- The vendor should provide a detailed protocol explaining its business recovery procedures and back up arrangements if there was to be a major interruption of outsourced services, stating timescales and pre-determined actions to restore full services to the client.
- Finally, project failure is always a possibility and the Treasurer together with the CFO, CIO and other key team members should document internally how the processes could be brought back ‘in-house’ in case of either catastrophic failure of the outsource project, or change of policy by the company. Having direct contractual access to hardware and software providers in case of any breach of contract or termination could minimise problems for corporates who need to bring services back ‘in-house’.
Controlling the process
Strong vendor management is key to delivering & maintaining successful outsourced projects; large sums of money and reputational risk are at stake and every outsource vendor should be prepared to allocate dedicated key staff to the client, providing access to senior management at regular client review meetings, which should review all key data metrics and overall compliance with SLA objectives, together with presentations by Vendor representatives on how service will be maintained and / or improved from current levels, together with any risks or issues identified as potentially affecting the outsourced service.
It is critical that the corporate appoints a senior member of management to manage the vendor relationship and who has sufficient knowledge of the subject matter; able to spot any weaknesses in the outsourced service and to challenge the vendor, whilst directing them in such a way that a clear set of corrective actions are implemented very quickly.
Any outsourcing of treasury functions creates new problems and situations that don’t already exist in the business and therefore there is inherent risk in taking on these complex and expensive projects. I have no doubt that employing the correct mix of planning, active treasury involvement, close scrutiny of bid proposals and micro management of the implementation and subsequent operation of outsourced functions can significantly mitigate those risks, and deliver the promised cost and efficiency savings with minimal disruption to the business. Conversely, those projects that rely too heavily on the outsource provider to drive the process, write its own process specifications and generally be the lead partner in the relationship are highly likely to face significant cost and process dangers, and the client may not be sufficiently equipped to deal with any major problems that arise from the outsourcing project.
Further Reading – the following resources offer further detailed and useful insights into the subject of Treasury Outsourcing.
Brace, R. ( 13 Nov 2014). Taking the Stigma Out Of Treasury Outsourcing, Special Report | Treasury Outsourcing; Global Finance Magazine
Bahni H. (n.d.). Treasury Outsourcing in Practice; Treasury Management International
Alfonsi, Michael J. (13 May 2014); Get the Most out of Payments Outsourcing, TreasuryandRisk .com
Disclaimer: Any views or opinions represented in this blog are personal and belong solely to the blog owner and do not represent those of people, institutions or organizations mentioned and are made in a personal capacity, unless explicitly stated. Any views or opinions are not intended to malign any religion, ethnic group, club, organization, company, or individual.

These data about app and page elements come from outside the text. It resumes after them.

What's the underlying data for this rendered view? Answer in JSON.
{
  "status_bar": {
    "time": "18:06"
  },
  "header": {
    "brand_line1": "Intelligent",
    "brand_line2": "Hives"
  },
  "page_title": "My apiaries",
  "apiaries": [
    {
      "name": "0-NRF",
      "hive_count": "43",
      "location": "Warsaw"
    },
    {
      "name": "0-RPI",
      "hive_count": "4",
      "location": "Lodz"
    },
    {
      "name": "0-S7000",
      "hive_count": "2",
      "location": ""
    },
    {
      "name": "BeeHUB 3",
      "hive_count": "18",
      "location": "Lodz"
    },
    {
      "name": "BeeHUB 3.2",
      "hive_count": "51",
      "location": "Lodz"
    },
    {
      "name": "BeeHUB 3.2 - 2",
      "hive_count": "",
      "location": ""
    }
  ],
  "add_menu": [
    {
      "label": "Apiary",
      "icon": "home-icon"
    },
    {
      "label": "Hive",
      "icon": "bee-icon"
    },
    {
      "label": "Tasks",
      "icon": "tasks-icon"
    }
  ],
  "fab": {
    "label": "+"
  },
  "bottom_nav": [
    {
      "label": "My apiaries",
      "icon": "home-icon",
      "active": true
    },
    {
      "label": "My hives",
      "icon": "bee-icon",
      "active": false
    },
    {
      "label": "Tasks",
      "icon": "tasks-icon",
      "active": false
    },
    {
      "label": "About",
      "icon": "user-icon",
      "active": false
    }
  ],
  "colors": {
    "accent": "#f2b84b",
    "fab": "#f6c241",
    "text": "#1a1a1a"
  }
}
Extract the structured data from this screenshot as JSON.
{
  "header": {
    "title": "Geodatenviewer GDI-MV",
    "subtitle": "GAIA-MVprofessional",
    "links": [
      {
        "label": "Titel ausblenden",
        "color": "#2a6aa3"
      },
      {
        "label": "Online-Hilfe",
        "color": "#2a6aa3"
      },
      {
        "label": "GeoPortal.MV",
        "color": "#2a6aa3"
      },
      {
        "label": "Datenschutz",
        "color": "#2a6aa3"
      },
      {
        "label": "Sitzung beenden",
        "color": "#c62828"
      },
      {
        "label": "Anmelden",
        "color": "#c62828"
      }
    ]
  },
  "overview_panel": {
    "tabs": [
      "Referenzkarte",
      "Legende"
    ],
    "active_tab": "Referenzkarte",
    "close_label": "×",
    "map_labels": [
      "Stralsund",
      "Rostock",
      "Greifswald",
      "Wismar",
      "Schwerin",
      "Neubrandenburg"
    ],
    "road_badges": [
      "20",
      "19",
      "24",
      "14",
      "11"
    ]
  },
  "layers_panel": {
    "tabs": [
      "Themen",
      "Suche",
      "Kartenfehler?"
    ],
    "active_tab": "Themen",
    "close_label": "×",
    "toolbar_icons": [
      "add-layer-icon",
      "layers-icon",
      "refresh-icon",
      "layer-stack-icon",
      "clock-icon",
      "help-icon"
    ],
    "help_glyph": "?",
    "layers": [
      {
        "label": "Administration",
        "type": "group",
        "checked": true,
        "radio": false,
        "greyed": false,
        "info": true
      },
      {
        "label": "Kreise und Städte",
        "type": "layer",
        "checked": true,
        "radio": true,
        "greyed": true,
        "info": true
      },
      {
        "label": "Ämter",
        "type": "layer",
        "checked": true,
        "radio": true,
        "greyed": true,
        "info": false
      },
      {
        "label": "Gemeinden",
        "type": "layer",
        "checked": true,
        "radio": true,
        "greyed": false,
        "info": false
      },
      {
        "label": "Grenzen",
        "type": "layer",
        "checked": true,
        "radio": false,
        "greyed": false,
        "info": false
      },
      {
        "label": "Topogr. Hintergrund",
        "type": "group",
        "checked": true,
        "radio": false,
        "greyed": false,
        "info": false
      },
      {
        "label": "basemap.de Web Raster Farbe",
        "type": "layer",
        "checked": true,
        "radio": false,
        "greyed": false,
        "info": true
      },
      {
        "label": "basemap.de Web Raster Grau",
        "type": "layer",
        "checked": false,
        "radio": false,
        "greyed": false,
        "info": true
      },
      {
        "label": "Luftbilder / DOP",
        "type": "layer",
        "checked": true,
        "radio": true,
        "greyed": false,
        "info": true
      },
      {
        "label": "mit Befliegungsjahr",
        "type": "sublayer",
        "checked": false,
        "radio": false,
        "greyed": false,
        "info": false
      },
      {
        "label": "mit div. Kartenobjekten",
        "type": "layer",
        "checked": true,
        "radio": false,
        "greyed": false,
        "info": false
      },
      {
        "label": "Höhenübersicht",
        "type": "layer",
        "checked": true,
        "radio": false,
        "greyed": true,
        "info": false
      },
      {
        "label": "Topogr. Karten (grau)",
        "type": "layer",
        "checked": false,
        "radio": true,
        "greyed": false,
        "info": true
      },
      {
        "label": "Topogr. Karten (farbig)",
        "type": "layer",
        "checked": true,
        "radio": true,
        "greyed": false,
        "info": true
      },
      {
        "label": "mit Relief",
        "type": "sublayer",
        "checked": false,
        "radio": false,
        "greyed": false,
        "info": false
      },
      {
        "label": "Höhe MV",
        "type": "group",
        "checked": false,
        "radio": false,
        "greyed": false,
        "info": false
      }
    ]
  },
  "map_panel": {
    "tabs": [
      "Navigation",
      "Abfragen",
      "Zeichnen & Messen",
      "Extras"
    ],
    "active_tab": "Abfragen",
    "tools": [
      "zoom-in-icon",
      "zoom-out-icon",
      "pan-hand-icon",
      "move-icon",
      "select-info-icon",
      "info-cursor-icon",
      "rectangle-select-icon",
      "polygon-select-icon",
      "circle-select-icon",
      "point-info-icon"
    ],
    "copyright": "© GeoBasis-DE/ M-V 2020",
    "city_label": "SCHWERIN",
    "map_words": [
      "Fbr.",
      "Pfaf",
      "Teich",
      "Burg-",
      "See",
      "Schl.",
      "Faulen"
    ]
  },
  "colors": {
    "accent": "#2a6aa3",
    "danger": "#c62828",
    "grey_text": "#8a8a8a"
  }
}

All content provided on this blog is for information and discussion purposes only. The owner of this blog makes no representations as to the accuracy or completeness of any information on this site or found by following any link on this site. The owner will not be liable for any errors or omissions in this information nor for the availability of this information. The owner will not be liable for any losses, injuries, or damages from the display or use of this information.